  • le go-between – what they mean by English diplomacy
  • bulldozer – a hint at American diplomacy

There are even examples of words that do an aller-retour. One that is particularly fun is the word “challenge” which was borrowed originally by the English from the French (‘chalenge’), only now to be considered an English word when used in French (typically compared with “enjeux“).

Moving into a few other languages, I choose the word Gemütlicht, in German which, translated roughly as “cozy, relaxed”, has oddly been co-opted into the English language rather than translated — but, again, it’s true that just because the word has been added to the language, doesn’t mean the concept didn’t exist before. Just an opening up of the vocabulary.

Another German word, realpolitik, speaks volumes of the Anglo-Saxon heritage of pragmatism. Of course, if it were a politique of ideas, that would surely have a French origin.

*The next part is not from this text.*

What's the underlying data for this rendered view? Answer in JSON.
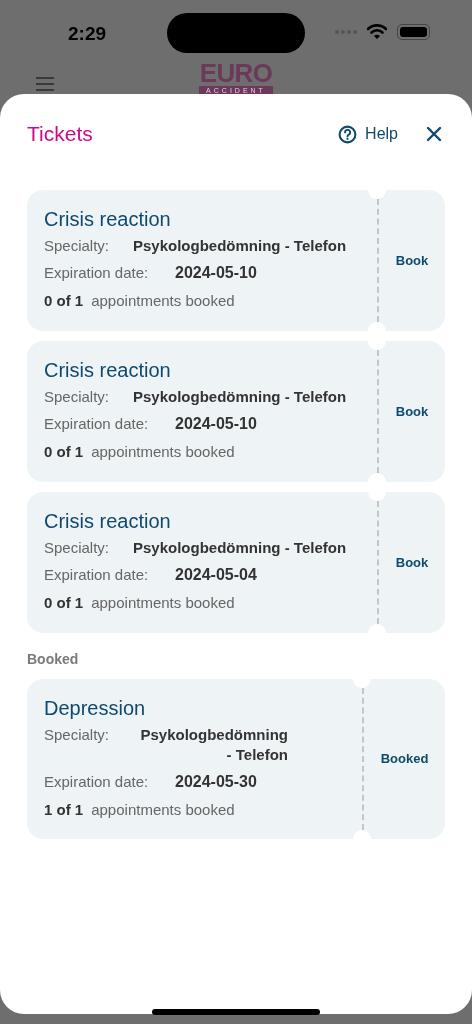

In Russian, I remember a time when it was said (until Yeltsin’s era) that the word “unemployment” didn’t exist. That is no longer the case. For now, meanwhile, there’s still no singular word for “wholesale.” And the word “chat” has become current currency in Russian. And, courtesy of a research paper on line, I was entranced by the fact that “education” doesn’t have a singular translation. Russian splits the word into three separate meanings: (1) Образование (Education System, formal term for education, as in State Education system); (2) Обyчение (teaching, learning as in the practical activity of education at school); and (3) Воспитание (education of somebody, fusing the notions of personal education & upbringing).

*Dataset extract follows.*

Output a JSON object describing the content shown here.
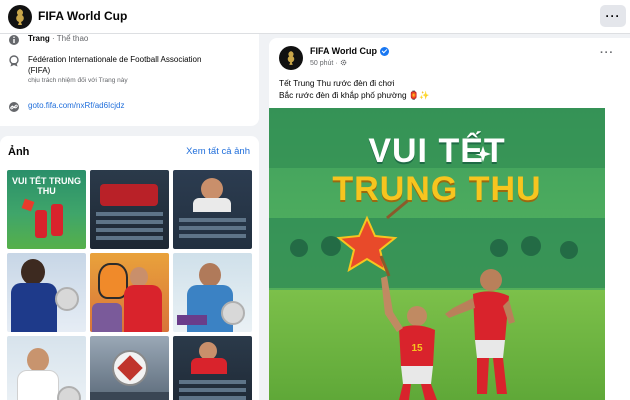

A little tour to stir the juices. One thing’s for sure. As the world connects (and merges) on line, the chances are that the English language has a great shot at owning the ‘net language (blog, podcast, twittering…) aided by a continuing line of inventions. However, maybe all the terms already exist in Chinese and I’m just shamelessly unaware. Welcome any other examples of untranslatable or untranslated words that come to mind and might stir a smile, once exposed.


*A study showed that 14% of the Englishicisms in French came before 1800, 22% between 1800-1850, 9% between 1850-1900, 22% between 1900-1950 and 32% since 1950.

Favorite things kids say – Meme in the making?

This entry will be the first installment of a 3-part string (not a [string] theory, yet) of assorted things people say. The three parts will be: Kids sayings, Adults sayings and Untranslatables. It’s not exactly a meme if you follow the strict the definition. But, each is just designed to eke out a infectious wry smile or perhaps just a smirk (if not your own list).

For Kids Part 1, I have collected a few sayings that I would wager are said by virtually every lucky child, in every language around the world at some point in time (in no particular order):

  • I’m not tired (after yawning twice toward the end of a film).
  • I’m not hungry (for that vile looking sprout).
  • I am hungry (even though we just finished the meal… just the sight of a candy bar in a passing window or in the cupboard at home).
  • I’m not upset (with fisted clenched and arms stiffly hanging down the sides).
  • I wasn’t crying (as if we can’t see those eyes welling up).
  • I didn’t get any (comparing the child’s own plate versus a sibling who appears to have been served more).
  • Nobody loves me (at times accompanied with the sound of the smallest of smiles).
  • I don’t know (when you’re doing homework and that seems like the easiest way out…).

This is of course not a definitive list (hint: join in!).